Start of Records for this task

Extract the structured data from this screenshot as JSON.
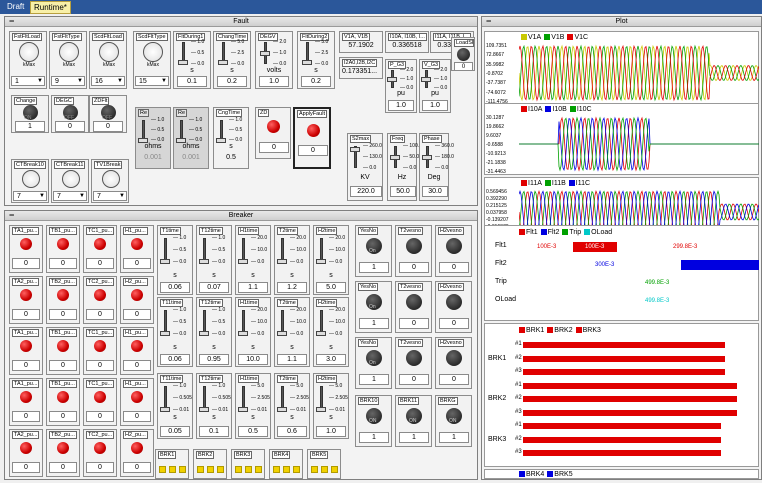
{
  "tabs": {
    "draft": "Draft",
    "runtime": "Runtime*"
  },
  "fault": {
    "title": "Fault",
    "dials": [
      {
        "label": "FstFltLoad",
        "value": "1"
      },
      {
        "label": "FstFltType",
        "value": "9"
      },
      {
        "label": "ScdFltLoad",
        "value": "16"
      },
      {
        "label": "ScdFltType",
        "value": "15"
      }
    ],
    "sliders": [
      {
        "label": "FltDuring1",
        "ticks": [
          "1.0",
          "0.5",
          "0.0"
        ],
        "unit": "s",
        "value": "0.1"
      },
      {
        "label": "ChangTime",
        "ticks": [
          "5.0",
          "2.5",
          "0.0"
        ],
        "unit": "s",
        "value": "0.2"
      },
      {
        "label": "DEGV",
        "ticks": [
          "2.0",
          "1.0",
          "0.0"
        ],
        "unit": "volts",
        "value": "1.0"
      },
      {
        "label": "FltDuring2",
        "ticks": [
          "5.0",
          "2.5",
          "0.0"
        ],
        "unit": "s",
        "value": "0.2"
      }
    ],
    "v1a_v1b": {
      "label": "V1A, V1B",
      "value": "57.1902"
    },
    "i10a": {
      "label": "I10A, I10B, I...",
      "value": "0.336518"
    },
    "i11a": {
      "label": "I11A, I11B, I...",
      "value": "0.336623"
    },
    "i2a0": {
      "label": "I2A0,I2B,I2C",
      "value": "0.173351..."
    },
    "pg3": {
      "label": "P_G3",
      "unit": "pu",
      "value": "1.0",
      "ticks": [
        "2.0",
        "1.0",
        "0.0"
      ]
    },
    "vg3": {
      "label": "V_G3",
      "unit": "pu",
      "value": "1.0",
      "ticks": [
        "2.0",
        "1.0",
        "0.0"
      ]
    },
    "loadsf": {
      "label": "LoadSF",
      "value": "0",
      "on": "ON",
      "off": "OFF"
    },
    "change": {
      "label": "Change",
      "value": "1",
      "on": "ON"
    },
    "degc": {
      "label": "DEGC",
      "value": "0",
      "off": "OFF"
    },
    "zdflt": {
      "label": "ZDFlt",
      "value": "0",
      "off": "OFF"
    },
    "re1": {
      "label": "Re",
      "ticks": [
        "1.0",
        "0.5",
        "0.0"
      ],
      "unit": "ohms",
      "value": "0.001"
    },
    "re2": {
      "label": "Re",
      "ticks": [
        "1.0",
        "0.5",
        "0.0"
      ],
      "unit": "ohms",
      "value": "0.001"
    },
    "cngtime": {
      "label": "CngTime",
      "ticks": [
        "1.0",
        "0.5",
        "0.0"
      ],
      "unit": "s",
      "value": "0.5"
    },
    "zd": {
      "label": "ZD",
      "value": "0"
    },
    "applyfault": {
      "label": "ApplyFault",
      "value": "0"
    },
    "s2max": {
      "label": "S2max",
      "ticks": [
        "260.0",
        "130.0",
        "0.0"
      ],
      "unit": "KV",
      "value": "220.0"
    },
    "freq": {
      "label": "Freq",
      "ticks": [
        "100.0",
        "50.0",
        "0.0"
      ],
      "unit": "Hz",
      "value": "50.0"
    },
    "phase": {
      "label": "Phase",
      "ticks": [
        "360.0",
        "180.0",
        "0.0"
      ],
      "unit": "Deg",
      "value": "30.0"
    },
    "ctbreak": [
      {
        "label": "CTBreak10",
        "value": "7"
      },
      {
        "label": "CTBreak11",
        "value": "7"
      },
      {
        "label": "TV1Break",
        "value": "7"
      }
    ]
  },
  "breaker": {
    "title": "Breaker",
    "leds": [
      [
        "TA1_pu...",
        "TB1_pu...",
        "TC1_pu...",
        "H1_pu..."
      ],
      [
        "TA2_pu...",
        "TB2_pu...",
        "TC2_pu...",
        "H2_pu..."
      ],
      [
        "TA1_pu...",
        "TB1_pu...",
        "TC1_pu...",
        "H1_pu..."
      ],
      [
        "TA1_pu...",
        "TB1_pu...",
        "TC1_pu...",
        "H1_pu..."
      ],
      [
        "TA2_pu...",
        "TB2_pu...",
        "TC2_pu...",
        "H2_pu..."
      ]
    ],
    "led_value": "0",
    "sliders": [
      [
        {
          "label": "T1time",
          "ticks": [
            "1.0",
            "0.5",
            "0.0"
          ],
          "value": "0.06"
        },
        {
          "label": "T12time",
          "ticks": [
            "1.0",
            "0.5",
            "0.0"
          ],
          "value": "0.07"
        },
        {
          "label": "H1time",
          "ticks": [
            "20.0",
            "10.0",
            "0.0"
          ],
          "value": "1.1"
        },
        {
          "label": "T2time",
          "ticks": [
            "20.0",
            "10.0",
            "0.0"
          ],
          "value": "1.2"
        },
        {
          "label": "H2time",
          "ticks": [
            "20.0",
            "10.0",
            "0.0"
          ],
          "value": "5.0"
        }
      ],
      [
        {
          "label": "T11time",
          "ticks": [
            "1.0",
            "0.5",
            "0.0"
          ],
          "value": "0.06"
        },
        {
          "label": "T12time",
          "ticks": [
            "1.0",
            "0.5",
            "0.0"
          ],
          "value": "0.95"
        },
        {
          "label": "H1time",
          "ticks": [
            "20.0",
            "10.0",
            "0.0"
          ],
          "value": "10.0"
        },
        {
          "label": "T2time",
          "ticks": [
            "20.0",
            "10.0",
            "0.0"
          ],
          "value": "1.1"
        },
        {
          "label": "H2time",
          "ticks": [
            "20.0",
            "10.0",
            "0.0"
          ],
          "value": "3.0"
        }
      ],
      [
        {
          "label": "T11time",
          "ticks": [
            "1.0",
            "0.505",
            "0.01"
          ],
          "value": "0.05"
        },
        {
          "label": "T12time",
          "ticks": [
            "1.0",
            "0.505",
            "0.01"
          ],
          "value": "0.1"
        },
        {
          "label": "H1time",
          "ticks": [
            "5.0",
            "2.505",
            "0.01"
          ],
          "value": "0.5"
        },
        {
          "label": "T2time",
          "ticks": [
            "5.0",
            "2.505",
            "0.01"
          ],
          "value": "0.6"
        },
        {
          "label": "H2time",
          "ticks": [
            "5.0",
            "2.505",
            "0.01"
          ],
          "value": "1.0"
        }
      ]
    ],
    "unit": "s",
    "knobs": [
      [
        {
          "label": "YesNo",
          "on": "On",
          "value": "1"
        },
        {
          "label": "T2vesno",
          "value": "0"
        },
        {
          "label": "H2vesno",
          "value": "0"
        }
      ],
      [
        {
          "label": "YesNo",
          "on": "On",
          "value": "1"
        },
        {
          "label": "T2vesno",
          "value": "0"
        },
        {
          "label": "H2vesno",
          "value": "0"
        }
      ],
      [
        {
          "label": "YesNo",
          "on": "On",
          "value": "1"
        },
        {
          "label": "T2vesno",
          "value": "0"
        },
        {
          "label": "H2vesno",
          "value": "0"
        }
      ],
      [
        {
          "label": "BRK10",
          "on": "ON",
          "value": "1"
        },
        {
          "label": "BRK11",
          "on": "ON",
          "value": "1"
        },
        {
          "label": "BRKG",
          "on": "ON",
          "value": "1"
        }
      ]
    ],
    "brk": [
      "BRK1",
      "BRK2",
      "BRK3",
      "BRK4",
      "BRK5"
    ]
  },
  "plot": {
    "title": "Plot",
    "p1": {
      "legend": [
        "V1A",
        "V1B",
        "V1C"
      ],
      "colors": [
        "#c8c800",
        "#00a000",
        "#e00000"
      ],
      "yticks": [
        "109.7351",
        "72.8667",
        "35.9982",
        "-0.8702",
        "-37.7387",
        "-74.6072",
        "-111.4756"
      ]
    },
    "p2": {
      "legend": [
        "I10A",
        "I10B",
        "I10C"
      ],
      "colors": [
        "#e00000",
        "#0000e0",
        "#00a000"
      ],
      "yticks": [
        "30.1287",
        "19.8662",
        "9.6037",
        "-0.6588",
        "-10.9213",
        "-21.1838",
        "-31.4463"
      ]
    },
    "p3": {
      "legend": [
        "I11A",
        "I11B",
        "I11C"
      ],
      "colors": [
        "#e00000",
        "#00a000",
        "#0000e0"
      ],
      "yticks": [
        "0.569456",
        "0.392290",
        "0.215125",
        "0.037958",
        "-0.139207",
        "-0.316373",
        "-0.493538"
      ]
    },
    "p4": {
      "legend": [
        "Flt1",
        "Flt2",
        "Trip",
        "OLoad"
      ],
      "colors": [
        "#e00000",
        "#0000e0",
        "#00a000",
        "#00c8c8"
      ],
      "rows": [
        "Flt1",
        "Flt2",
        "Trip",
        "OLoad"
      ],
      "annotations": [
        "100E-3",
        "100E-3",
        "299.8E-3",
        "300E-3",
        "100E-3",
        "499.8E-3",
        "499.8E-3"
      ]
    },
    "p5": {
      "legend": [
        "BRK1",
        "BRK2",
        "BRK3"
      ],
      "colors": [
        "#e00000",
        "#e00000",
        "#e00000"
      ],
      "rows": [
        {
          "group": "",
          "num": "#1"
        },
        {
          "group": "BRK1",
          "num": "#2"
        },
        {
          "group": "",
          "num": "#3"
        },
        {
          "group": "",
          "num": "#1"
        },
        {
          "group": "BRK2",
          "num": "#2"
        },
        {
          "group": "",
          "num": "#3"
        },
        {
          "group": "",
          "num": "#1"
        },
        {
          "group": "BRK3",
          "num": "#2"
        },
        {
          "group": "",
          "num": "#3"
        }
      ],
      "fractions": [
        0.88,
        0.88,
        0.88,
        0.93,
        0.93,
        0.93,
        0.86,
        0.86,
        0.86
      ]
    },
    "p6": {
      "legend": [
        "BRK4",
        "BRK5"
      ],
      "colors": [
        "#0000e0",
        "#0000e0"
      ]
    }
  }
}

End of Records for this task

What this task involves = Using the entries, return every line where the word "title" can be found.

Exercise solution =
    "title": "Fault",
    "title": "Breaker",
    "title": "Plot",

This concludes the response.